The Hub of the Universe – The Cradle of Liberty – The Athens of America – The Walking City – The Cradle of Modern America – The Home of the Red Sox – The Wet, Cold and Rainy City – Beantown……….Boston.
It goes by many names. It is many things. It has many people. And many more bricks. This post is about one of Boston’s most famous tourist attractions–the Freedom Trail. (Confession: this article actually only goes through about 2/3rds of the Trail. At that point in the day, I got waylaid by a bar. It happens.)
The Freedom Trail! Just saying it makes me feel more patriotic. Pull your socks up and get ready, cause you’re in for one hefty dose of America. The 2.5 mile walking trail leads to 16 historical sites around Boston, focusing on the American Revolution and its immediate historical context. I’m about to crack an egg of knowledge all over you.
The Trail begins at the Boston Common, 50 acres of land right in the heart of Boston. Now a beautiful part of the “Emerald Necklace” of parks, the Common dates from 1634; as you might expect, over the years its uses have evolved from a grazing area for cows to the recreational area it is today. As is typical for Boston, the geography can be somewhat confusing–asking many Bostonians how many sides the Common has, the answer usually given is 4. Unfortunately, there are 5 sides…so much for knowing your city!
Along one of these miscounted sides is the next stop on the trail, the State House. Personally, I’m a fan of the shiny gold dome–nothing says “stately” like a big, shiny, gold dome. Since there’s absolutely no way I would know this on my own, I’m just going to quote directly from Wikipedia here:
“The dome is topped with a pine cone, symbolizing both the importance of Boston’s lumber industry in the early colonial days and of the state of Maine, which was a district of the Commonwealth of Massachusetts when the Bulfinch section of the building was completed.”
Who knew? The mighty pine cone, lording over the Massachusetts state house like a crown of sap, squirrels, and glory.
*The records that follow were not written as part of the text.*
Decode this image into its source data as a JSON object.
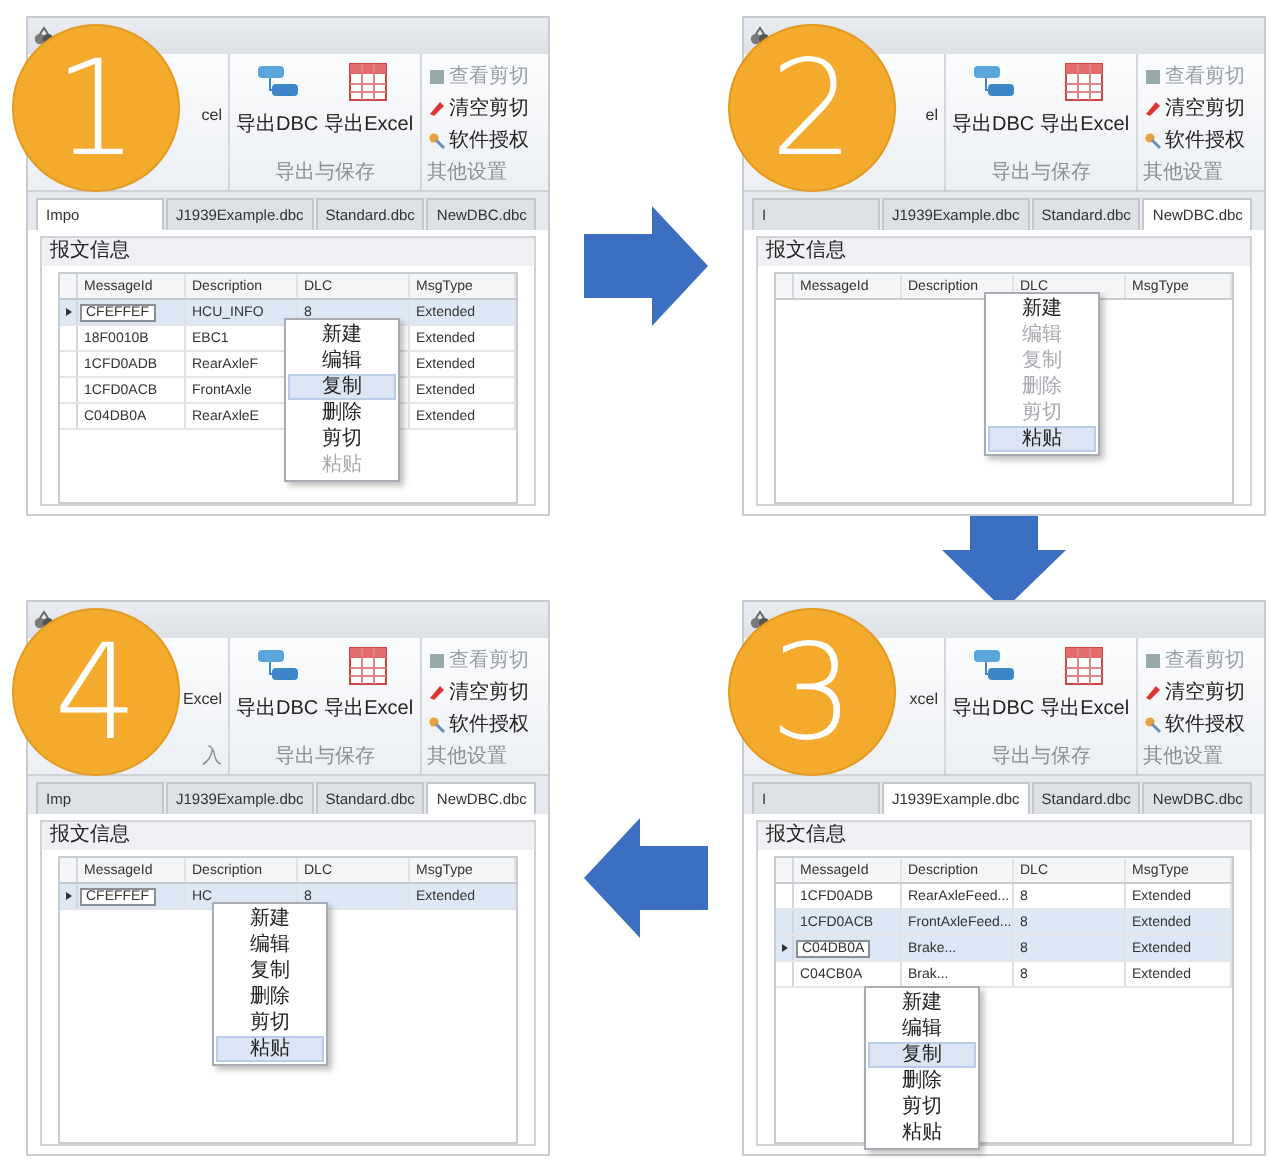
{
  "panels": [
    {
      "number": "1",
      "ribbon_fragment": "cel",
      "buttons": [
        "导出DBC",
        "导出Excel"
      ],
      "group_label": "导出与保存",
      "side_items": [
        {
          "label": "查看剪切",
          "disabled": true
        },
        {
          "label": "清空剪切",
          "disabled": false
        },
        {
          "label": "软件授权",
          "disabled": false
        }
      ],
      "side_label": "其他设置",
      "tabs": [
        {
          "label": "Impo",
          "selected": true
        },
        {
          "label": "J1939Example.dbc",
          "selected": false
        },
        {
          "label": "Standard.dbc",
          "selected": false
        },
        {
          "label": "NewDBC.dbc",
          "selected": false
        }
      ],
      "group_title": "报文信息",
      "columns": [
        "MessageId",
        "Description",
        "DLC",
        "MsgType"
      ],
      "rows": [
        {
          "cells": [
            "CFEFFEF",
            "HCU_INFO",
            "8",
            "Extended"
          ],
          "selected": true,
          "current": true
        },
        {
          "cells": [
            "18F0010B",
            "EBC1",
            "",
            "Extended"
          ],
          "selected": false,
          "current": false
        },
        {
          "cells": [
            "1CFD0ADB",
            "RearAxleF",
            "",
            "Extended"
          ],
          "selected": false,
          "current": false
        },
        {
          "cells": [
            "1CFD0ACB",
            "FrontAxle",
            "",
            "Extended"
          ],
          "selected": false,
          "current": false
        },
        {
          "cells": [
            "C04DB0A",
            "RearAxleE",
            "",
            "Extended"
          ],
          "selected": false,
          "current": false
        }
      ],
      "menu": [
        {
          "label": "新建",
          "disabled": false,
          "selected": false
        },
        {
          "label": "编辑",
          "disabled": false,
          "selected": false
        },
        {
          "label": "复制",
          "disabled": false,
          "selected": true
        },
        {
          "label": "删除",
          "disabled": false,
          "selected": false
        },
        {
          "label": "剪切",
          "disabled": false,
          "selected": false
        },
        {
          "label": "粘贴",
          "disabled": true,
          "selected": false
        }
      ]
    },
    {
      "number": "2",
      "ribbon_fragment": "el",
      "buttons": [
        "导出DBC",
        "导出Excel"
      ],
      "group_label": "导出与保存",
      "side_items": [
        {
          "label": "查看剪切",
          "disabled": true
        },
        {
          "label": "清空剪切",
          "disabled": false
        },
        {
          "label": "软件授权",
          "disabled": false
        }
      ],
      "side_label": "其他设置",
      "tabs": [
        {
          "label": "I",
          "selected": false
        },
        {
          "label": "J1939Example.dbc",
          "selected": false
        },
        {
          "label": "Standard.dbc",
          "selected": false
        },
        {
          "label": "NewDBC.dbc",
          "selected": true
        }
      ],
      "group_title": "报文信息",
      "columns": [
        "MessageId",
        "Description",
        "DLC",
        "MsgType"
      ],
      "menu": [
        {
          "label": "新建",
          "disabled": false,
          "selected": false
        },
        {
          "label": "编辑",
          "disabled": true,
          "selected": false
        },
        {
          "label": "复制",
          "disabled": true,
          "selected": false
        },
        {
          "label": "删除",
          "disabled": true,
          "selected": false
        },
        {
          "label": "剪切",
          "disabled": true,
          "selected": false
        },
        {
          "label": "粘贴",
          "disabled": false,
          "selected": true
        }
      ]
    },
    {
      "number": "4",
      "ribbon_fragment": "Excel",
      "group_fragment": "入",
      "buttons": [
        "导出DBC",
        "导出Excel"
      ],
      "group_label": "导出与保存",
      "side_items": [
        {
          "label": "查看剪切",
          "disabled": true
        },
        {
          "label": "清空剪切",
          "disabled": false
        },
        {
          "label": "软件授权",
          "disabled": false
        }
      ],
      "side_label": "其他设置",
      "tabs": [
        {
          "label": "Imp",
          "selected": false
        },
        {
          "label": "J1939Example.dbc",
          "selected": false
        },
        {
          "label": "Standard.dbc",
          "selected": false
        },
        {
          "label": "NewDBC.dbc",
          "selected": true
        }
      ],
      "group_title": "报文信息",
      "columns": [
        "MessageId",
        "Description",
        "DLC",
        "MsgType"
      ],
      "rows": [
        {
          "cells": [
            "CFEFFEF",
            "HC",
            "8",
            "Extended"
          ],
          "selected": true,
          "current": true
        }
      ],
      "menu": [
        {
          "label": "新建",
          "disabled": false,
          "selected": false
        },
        {
          "label": "编辑",
          "disabled": false,
          "selected": false
        },
        {
          "label": "复制",
          "disabled": false,
          "selected": false
        },
        {
          "label": "删除",
          "disabled": false,
          "selected": false
        },
        {
          "label": "剪切",
          "disabled": false,
          "selected": false
        },
        {
          "label": "粘贴",
          "disabled": false,
          "selected": true
        }
      ]
    },
    {
      "number": "3",
      "ribbon_fragment": "xcel",
      "buttons": [
        "导出DBC",
        "导出Excel"
      ],
      "group_label": "导出与保存",
      "side_items": [
        {
          "label": "查看剪切",
          "disabled": true
        },
        {
          "label": "清空剪切",
          "disabled": false
        },
        {
          "label": "软件授权",
          "disabled": false
        }
      ],
      "side_label": "其他设置",
      "tabs": [
        {
          "label": "I",
          "selected": false
        },
        {
          "label": "J1939Example.dbc",
          "selected": true
        },
        {
          "label": "Standard.dbc",
          "selected": false
        },
        {
          "label": "NewDBC.dbc",
          "selected": false
        }
      ],
      "group_title": "报文信息",
      "columns": [
        "MessageId",
        "Description",
        "DLC",
        "MsgType"
      ],
      "rows": [
        {
          "cells": [
            "1CFD0ADB",
            "RearAxleFeed...",
            "8",
            "Extended"
          ],
          "selected": false,
          "current": false
        },
        {
          "cells": [
            "1CFD0ACB",
            "FrontAxleFeed...",
            "8",
            "Extended"
          ],
          "selected": true,
          "current": false
        },
        {
          "cells": [
            "C04DB0A",
            "Brake...",
            "8",
            "Extended"
          ],
          "selected": true,
          "current": true
        },
        {
          "cells": [
            "C04CB0A",
            "Brak...",
            "8",
            "Extended"
          ],
          "selected": false,
          "current": false
        }
      ],
      "menu": [
        {
          "label": "新建",
          "disabled": false,
          "selected": false
        },
        {
          "label": "编辑",
          "disabled": false,
          "selected": false
        },
        {
          "label": "复制",
          "disabled": false,
          "selected": true
        },
        {
          "label": "删除",
          "disabled": false,
          "selected": false
        },
        {
          "label": "剪切",
          "disabled": false,
          "selected": false
        },
        {
          "label": "粘贴",
          "disabled": false,
          "selected": false
        }
      ]
    }
  ],
  "arrows": [
    {
      "kind": "right"
    },
    {
      "kind": "down"
    },
    {
      "kind": "left"
    }
  ]
}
When you’re done squinting at it’s nobility, turn around and check out the Robert Gould Shaw Memorial (this is also the first stop on the Black Heritage Trail, another excellent historical tour through Boston!)
Next up is Park Street Church, particularly famous as the location of William Lloyd Garrison’s 1829 anti-slavery speech. It has a very nice steeple. Wish I had more to say about this one…but I don’t. Moving on.
The Old Granary Burial Ground is actually one of my favorite stops on the Trail. Here you can pay your respects to some of the Revolution’s big players–Paul Revere, Samuel Adams, Robert Treat Paine, John Hancock. All of the gravestones here are interesting to look at though, if only to compare the angels and “death head” decorations.
When you’ve had your fill of gravestones, follow the red-brick road to more gravestones! This stop is the King’s Chapel and Burying Ground. Among these gravestones, you can find the resting place of Mary Chilton–the first woman to step off the Mayflower–and Elizabeth Pain, who many believe was the real-life inspiration for Nathaniel Hawthorne’s Hester Prynne in The Scarlet Letter (the crest on her gravestone appears to have a large letter “A”…)
Just around the corner, right behind King’s Chapel is the old City Hall building. In front of it is a 2-in-1 stop. In the pavement of the sidewalk you will see a mosaic marking the spot as the original location of the first public school, Boston Latin. In the courtyard in front of the old City Hall, a statue of Benjamin Franklin stands tall and proud. According to the Freedom Trail guide, one side of his face reflects the humor and mischief of the man, while the other depicts his solemnity and intelligence. The whole thing looks pretty stern to me, but I do like his snazzy coat.
The Old Corner Bookstore is the next stop on the trail. This building was home of the Ticknor and Fields publishing company from 1832-1865, the site where such influential writers as Hawthorne, Emerson, Longfellow, and Dickens were published.
The trail next winds to the Old South Meeting House, particularly famous for being the gathering place where the Boston Tea Party began. As an aggressive “screw you” to Bostonians, the British occupied the Meeting House in 1775, filled it with dirt, and began using it as a stable! Today the meeting house is a museum open to the public.
Now, fo-llow, fo-llow, fo-llow, fo-llow, FOLLOW the red brick road! The next stop on this patriotic path is the Old State House. No gold dome on this one, but it does have an extremely grand eagle in front! On the side you will find a plaque identifying the spot as the site of the infamous Boston Massacre, an event which helped spark the revolution. At the back of this building you can see my favorite spot on the Freedom Trail, the balcony where the Declaration of Independence was read–sorry, proclaimed–on July 18, 1776!
This was around the time that I was overcome with patriotic fervor and the excitement of our great nation! Accordingly, I decided to go celebrate the glory of America by heading to a bar (drinking Sam Adams, of course!) So this particular post won’t be taking you to the rest of the stops on the Freedom Trail, like the USS Constitution or Paul Revere’s house. I hope you’ve gotten your fill of freedom for the day.
Article by: Leslie Lee